The energy system of the future will certainly look different to today's, and it might feel very different too, depending on how the revolution to a low carbon generation system occurs. And, as in any complex system, everything is dependant on everything else, so one technology may advance or hamper another, making predicting the likely mix a significant challenge. In this presentation I will discuss a range of generation technologies (i.e. small and large scale solar, fossil with carbon capture and storage, geothermal, biomass) and enabling technologies (distributed storage, demand side management, virtual power stations) and discuss how the success of failure of these different may influence the overall pathway to low emissions.
Head, Smart Grid Energy Automation Business Unit, Siemens

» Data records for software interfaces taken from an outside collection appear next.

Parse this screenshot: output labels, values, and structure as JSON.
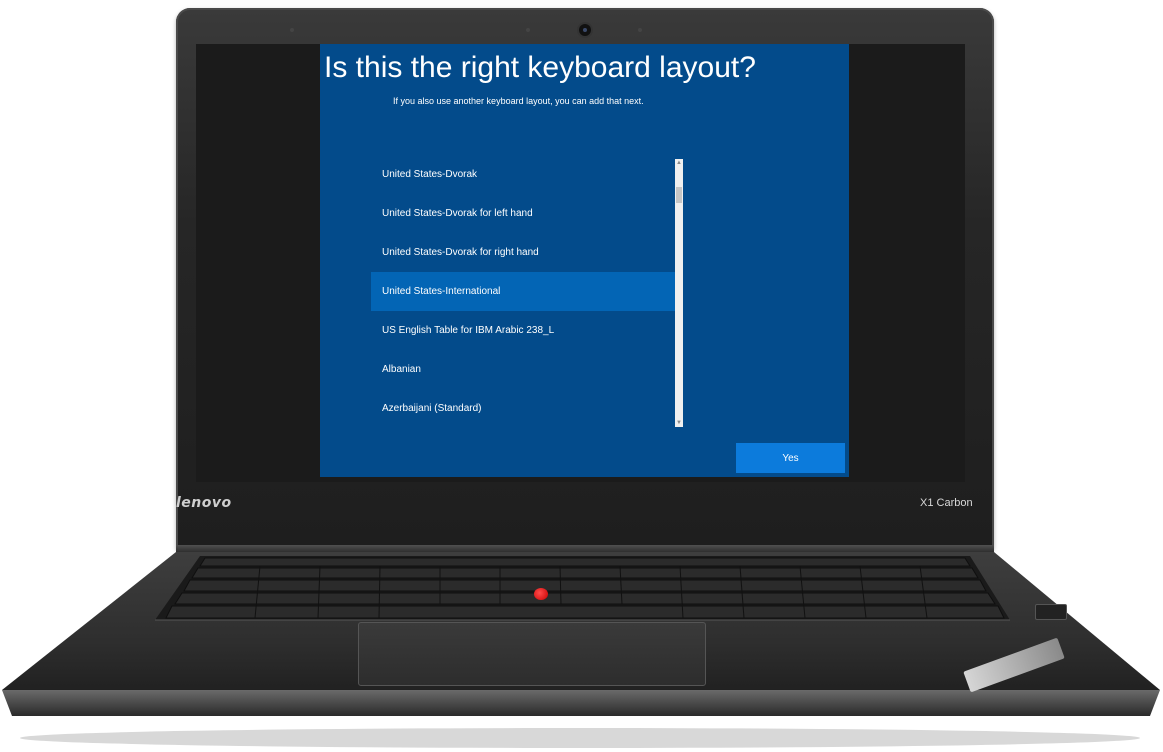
{
  "device": {
    "brand": "lenovo",
    "model": "X1 Carbon"
  },
  "setup": {
    "title": "Is this the right keyboard layout?",
    "subtitle": "If you also use another keyboard layout, you can add that next.",
    "layouts": [
      "United States-Dvorak",
      "United States-Dvorak for left hand",
      "United States-Dvorak for right hand",
      "United States-International",
      "US English Table for IBM Arabic 238_L",
      "Albanian",
      "Azerbaijani (Standard)"
    ],
    "selected_layout": "United States-International",
    "yes_label": "Yes"
  },
  "colors": {
    "background": "#034b8b",
    "selected_row": "#0365b5",
    "button": "#0c7bdc"
  }
}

Warner’s expertise and focus are around Protection / Automation Systems and in particular the Ethernet communication standard IEC 61850. He has a global view of Energy applications for Utilities, Oil & Gas, Industry, Metals & Mining,
Renewable Energy and MicroGrids, with extensive experience in the field of Protection / Automation and Control for
Energy Systems ranging from 400V up to and including 400kV.
Secondary Distribution Automation and MicroGrids The Smart Grid – Constant Energy in a World of Constant Change
For the operation of power grids in both local and remote locations,
be it for corporations, governmental organizations, municipalities,
universities, remote communities, mining operations, factories / industrial
plant, the advances in renewable energy sources offer both opportunities and
by incorporating renewables and storage facilities in a supply system,
operators can cut their power costs dramatically while increasing grid
availability even in poorly supplied areas. Wherever there is a reliance
and / or transportation of fossil fuels, especially over long distances, it can
be both costly and unreliable, the use of wind or solar plants can make a lasting
improvement in terms of both independence and economic efficiency.
Warner will talk about some of these MicroGrid applications and in
particular the all important MicroGrid Management System that
monitors and controls grids with large and small distributed energy
generators, renewable assets, storage and loads.